ONET is an online resource offering detailed descriptions of occupations across the world of work. The ONET database currently lists 965 separate occupations, each individually described, explaining what every occupation requires in knowledge, skills and abilities.

The OIP+ identifies an individual’s occupational related interests:

  • Artistic – Activities involving creative/artistic skills
  • Practical – Activities involving engineering, machine tools, the use of machinery
  • Scientific – Activities involving the understanding of natural and physical sciences
  • Administrative – Activities involving administration and well established procedures
  • Nurturing – Activities centred on helping and caring for others
  • Logical – Activities involving problem solving and analytical skills
  • Persuasive – Activities involving persuasive skills and interaction with customers
  • Managerial – Activities involving management and the control of others

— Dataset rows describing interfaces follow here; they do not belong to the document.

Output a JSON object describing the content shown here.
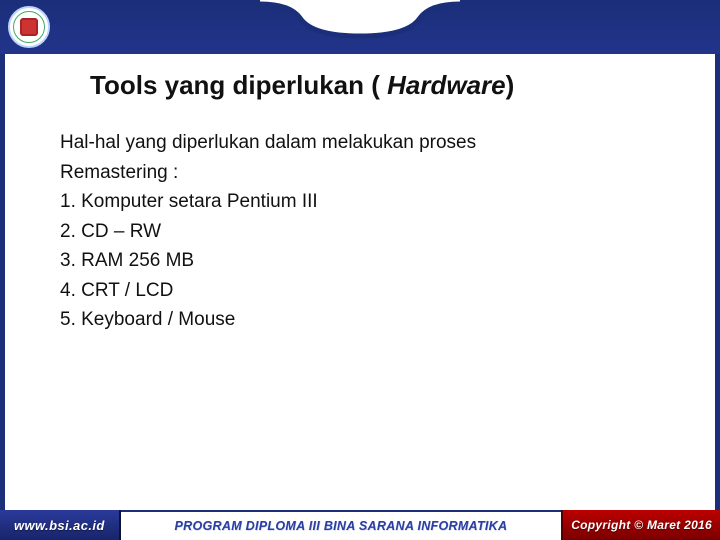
{
  "title_main": "Tools yang diperlukan ( ",
  "title_italic": "Hardware",
  "title_end": ")",
  "intro_line1": "Hal-hal yang diperlukan dalam melakukan proses",
  "intro_line2": "Remastering :",
  "items": [
    "1. Komputer setara Pentium III",
    "2. CD – RW",
    "3. RAM 256 MB",
    "4. CRT / LCD",
    "5. Keyboard / Mouse"
  ],
  "footer": {
    "url": "www.bsi.ac.id",
    "program": "PROGRAM DIPLOMA III BINA SARANA INFORMATIKA",
    "copyright": "Copyright © Maret 2016"
  }
}
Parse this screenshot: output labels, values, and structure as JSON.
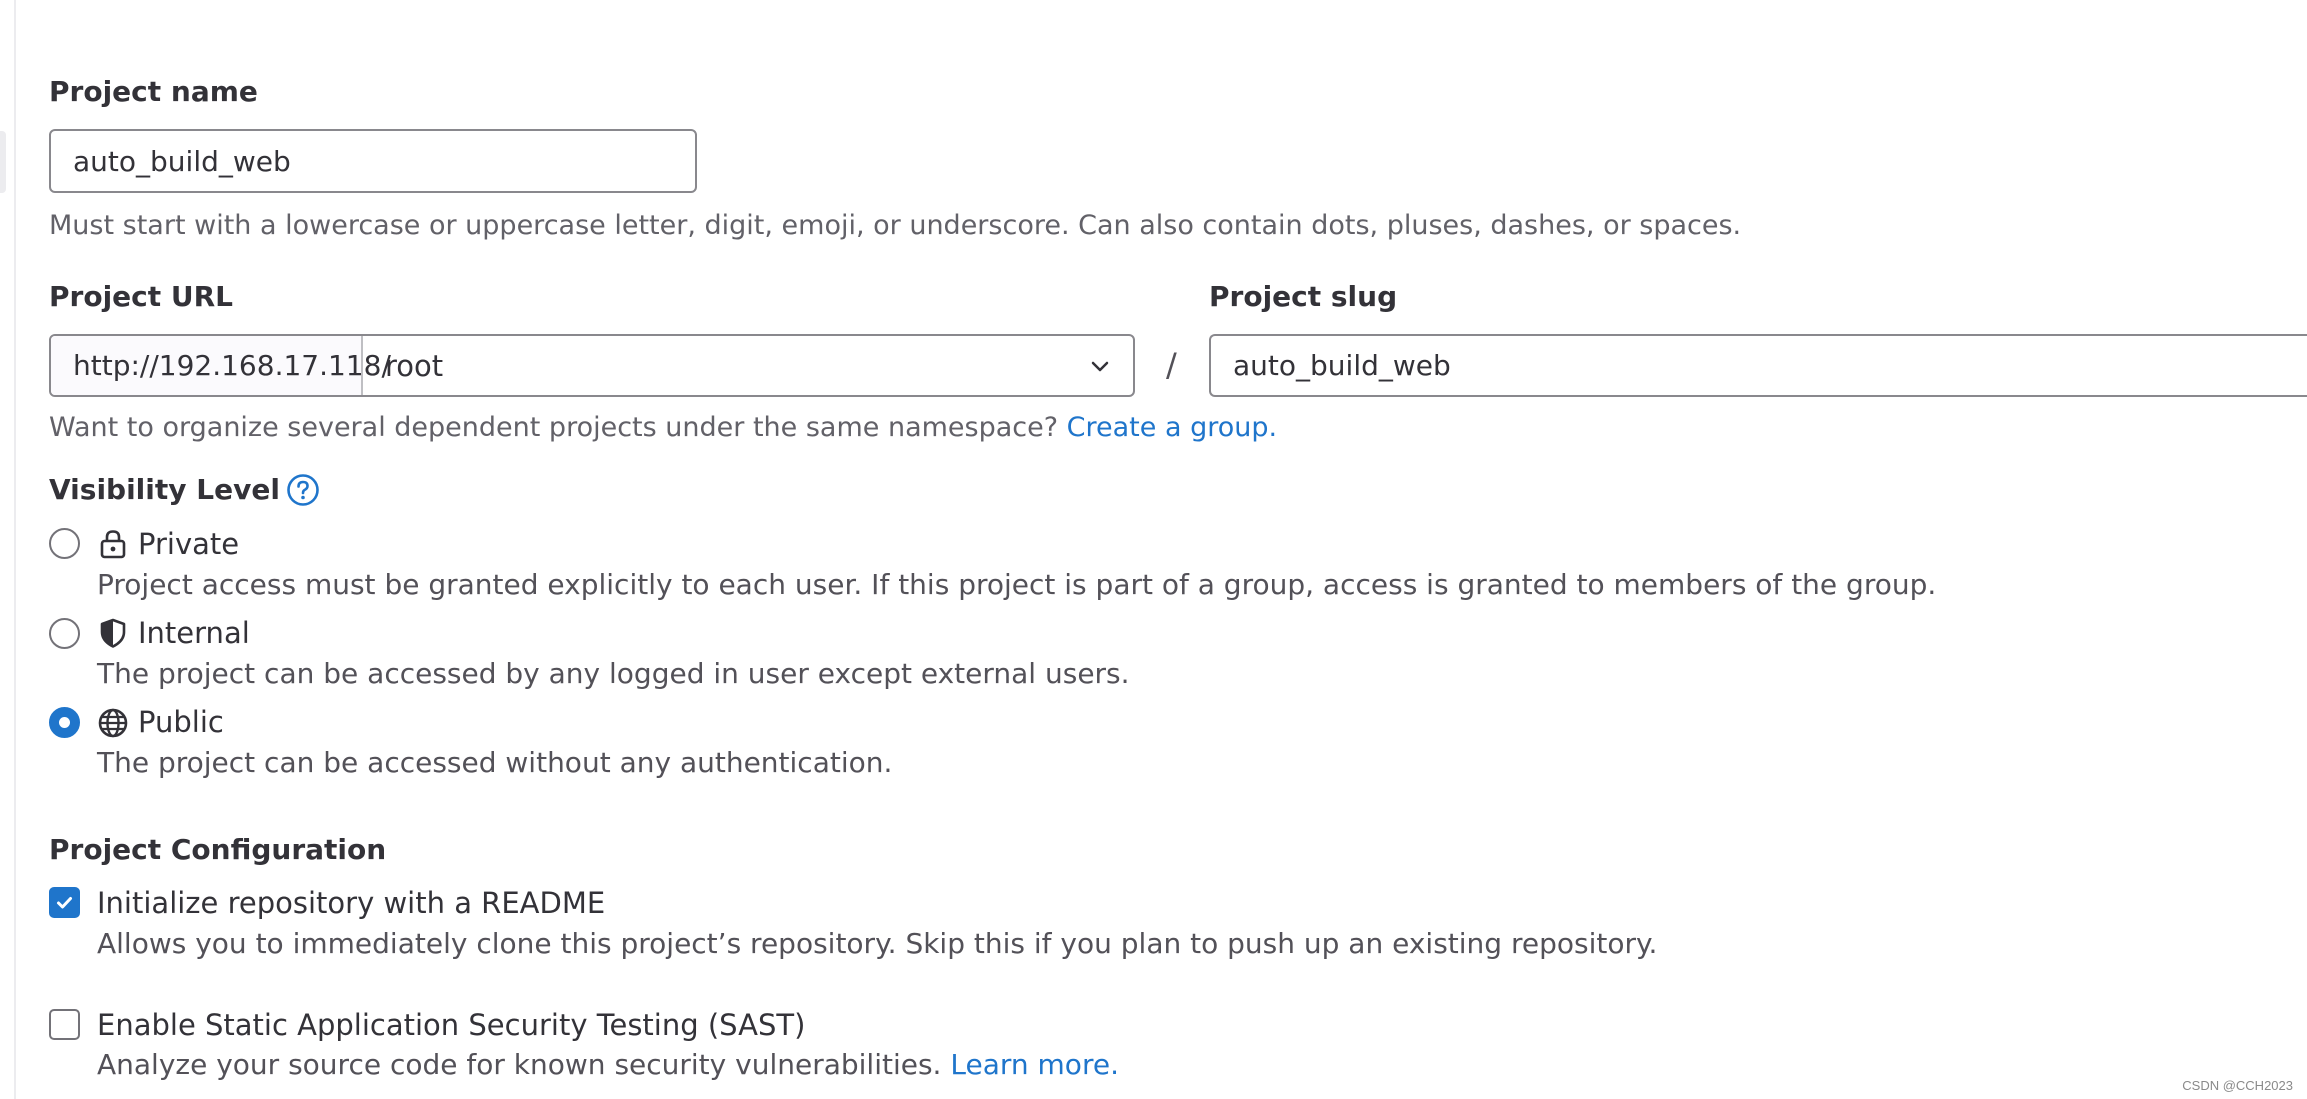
{
  "project_name": {
    "label": "Project name",
    "value": "auto_build_web",
    "help": "Must start with a lowercase or uppercase letter, digit, emoji, or underscore. Can also contain dots, pluses, dashes, or spaces."
  },
  "project_url": {
    "label": "Project URL",
    "prefix": "http://192.168.17.118/",
    "namespace": "root",
    "separator": "/"
  },
  "project_slug": {
    "label": "Project slug",
    "value": "auto_build_web"
  },
  "namespace_help": {
    "text": "Want to organize several dependent projects under the same namespace?",
    "link": "Create a group."
  },
  "visibility": {
    "label": "Visibility Level",
    "help_icon": "question-circle-icon",
    "selected": "Public",
    "options": [
      {
        "label": "Private",
        "icon": "lock-icon",
        "description": "Project access must be granted explicitly to each user. If this project is part of a group, access is granted to members of the group."
      },
      {
        "label": "Internal",
        "icon": "shield-icon",
        "description": "The project can be accessed by any logged in user except external users."
      },
      {
        "label": "Public",
        "icon": "globe-icon",
        "description": "The project can be accessed without any authentication."
      }
    ]
  },
  "configuration": {
    "label": "Project Configuration",
    "readme": {
      "label": "Initialize repository with a README",
      "description": "Allows you to immediately clone this project’s repository. Skip this if you plan to push up an existing repository.",
      "checked": true
    },
    "sast": {
      "label": "Enable Static Application Security Testing (SAST)",
      "description": "Analyze your source code for known security vulnerabilities.",
      "link": "Learn more.",
      "checked": false
    }
  },
  "watermark": "CSDN @CCH2023",
  "colors": {
    "accent": "#1f75cb",
    "text": "#333238",
    "muted": "#535158",
    "border": "#89888d"
  }
}
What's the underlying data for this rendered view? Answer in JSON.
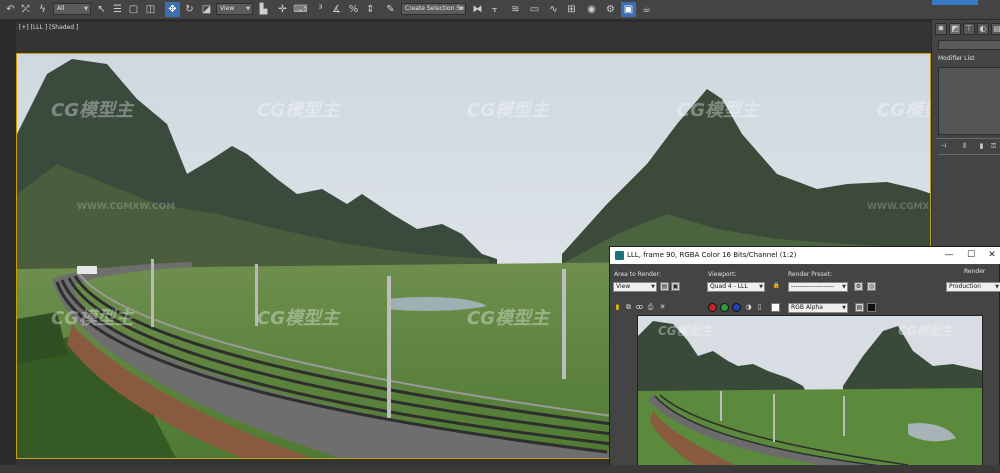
{
  "toolbar": {
    "selection_filter": "All",
    "coord_system": "View",
    "named_selection_set": "Create Selection Se",
    "icons": [
      "undo-icon",
      "redo-icon",
      "link-icon",
      "unlink-icon",
      "bind-spacewarp-icon",
      "select-filter",
      "select-object-icon",
      "select-by-name-icon",
      "rect-region-icon",
      "window-crossing-icon",
      "select-move-icon",
      "select-rotate-icon",
      "select-scale-icon",
      "ref-coord",
      "pivot-center-icon",
      "keyboard-shortcut-icon",
      "snaps-toggle-icon",
      "angle-snap-icon",
      "percent-snap-icon",
      "spinner-snap-icon",
      "edit-named-sel-icon",
      "named-sel-set",
      "mirror-icon",
      "align-icon",
      "layer-explorer-icon",
      "ribbon-icon",
      "curve-editor-icon",
      "schematic-view-icon",
      "material-editor-icon",
      "render-setup-icon",
      "rendered-frame-window-icon",
      "render-production-icon"
    ]
  },
  "viewport": {
    "label": "[+] [LLL ] [Shaded ]"
  },
  "command_panel": {
    "tabs": [
      "create-icon",
      "modify-icon",
      "hierarchy-icon",
      "motion-icon",
      "display-icon"
    ],
    "modifier_list_label": "Modifier List"
  },
  "render_window": {
    "title": "LLL, frame 90, RGBA Color 16 Bits/Channel (1:2)",
    "area_to_render_label": "Area to Render:",
    "area_to_render_value": "View",
    "viewport_label": "Viewport:",
    "viewport_value": "Quad 4 - LLL",
    "render_preset_label": "Render Preset:",
    "render_preset_value": "--------------------",
    "render_label": "Render",
    "render_mode_value": "Production",
    "channel_value": "RGB Alpha",
    "window_controls": {
      "minimize": "—",
      "maximize": "☐",
      "close": "✕"
    }
  },
  "watermark": {
    "brand": "CG模型主",
    "url": "WWW.CGMXW.COM"
  },
  "colors": {
    "accent_blue": "#3c6fb0",
    "viewport_border": "#c8a100",
    "ui_panel": "#444444"
  }
}
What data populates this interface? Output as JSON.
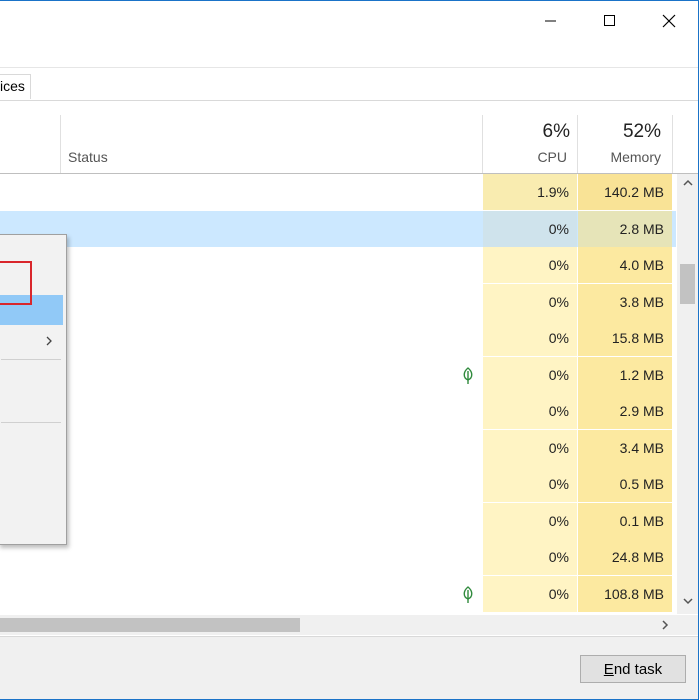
{
  "window": {
    "controls": {
      "minimize_icon": "minimize-icon",
      "maximize_icon": "maximize-icon",
      "close_icon": "close-icon"
    }
  },
  "tabs": {
    "partial_label": "ices"
  },
  "columns": {
    "status": "Status",
    "cpu": {
      "percent": "6%",
      "label": "CPU"
    },
    "memory": {
      "percent": "52%",
      "label": "Memory"
    }
  },
  "rows": [
    {
      "cpu": "1.9%",
      "memory": "140.2 MB",
      "selected": false,
      "eco": false
    },
    {
      "cpu": "0%",
      "memory": "2.8 MB",
      "selected": true,
      "eco": false
    },
    {
      "cpu": "0%",
      "memory": "4.0 MB",
      "selected": false,
      "eco": false
    },
    {
      "cpu": "0%",
      "memory": "3.8 MB",
      "selected": false,
      "eco": false
    },
    {
      "cpu": "0%",
      "memory": "15.8 MB",
      "selected": false,
      "eco": false
    },
    {
      "cpu": "0%",
      "memory": "1.2 MB",
      "selected": false,
      "eco": true
    },
    {
      "cpu": "0%",
      "memory": "2.9 MB",
      "selected": false,
      "eco": false
    },
    {
      "cpu": "0%",
      "memory": "3.4 MB",
      "selected": false,
      "eco": false
    },
    {
      "cpu": "0%",
      "memory": "0.5 MB",
      "selected": false,
      "eco": false
    },
    {
      "cpu": "0%",
      "memory": "0.1 MB",
      "selected": false,
      "eco": false
    },
    {
      "cpu": "0%",
      "memory": "24.8 MB",
      "selected": false,
      "eco": false
    },
    {
      "cpu": "0%",
      "memory": "108.8 MB",
      "selected": false,
      "eco": true
    }
  ],
  "footer": {
    "end_task_prefix": "E",
    "end_task_rest": "nd task"
  },
  "icons": {
    "eco": "leaf-icon",
    "submenu": "chevron-right-icon"
  },
  "colors": {
    "cpu_column": "#fff4c4",
    "memory_column": "#fce9a0",
    "selection": "#cce8ff",
    "menu_highlight": "#91c9f7",
    "annotation": "#d9262b"
  }
}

These interests have been mapped to all 965 occupations that are listed by ONET.  Allowing for far more accurate job suggestions that are based entirely on the individuals specific interests. These suggestions are then refined further to target combinations of peoples highest interests allowing middling interests to still influence the outcome, making the suggestions far more accurate.

The OIP+ report describes each of the individuals highest interests, and then offers occupation suggestions based on all of their interests. These occupation suggestions are then broken down into three ability levels, High ability, Moderate ability, and Low ability.

Each suggestion offered is matched to the individuals interests using the Barratt Coefficient, meaning that only the most relevant occupations are suggested, and ones that have little or no relevance to the individual are ignored.

Also, each suggestion includes the ONET SOC code, that when clicked on (ctrl + Click) will link directly to the ONET site for a full description of the specific job. These description explain:

  • the typical tasks involved in this job
  • the skill required for the job
  • the background knowledge that is required
  • the abilities the individual should have for the job
  • the activities they will be expected to perform in the role
  • the expected qualifications the individual will be required to have
  • the typical salary they could earn.

The OIP+ report then goes on to help individuals explore their interests further, providing several exercises for them to complete with the guidance administrator to help them map out their interests and set themselves goals for achieving them.

 

A sample OIP+ report can be downloaded below:

OIP+ Sample Report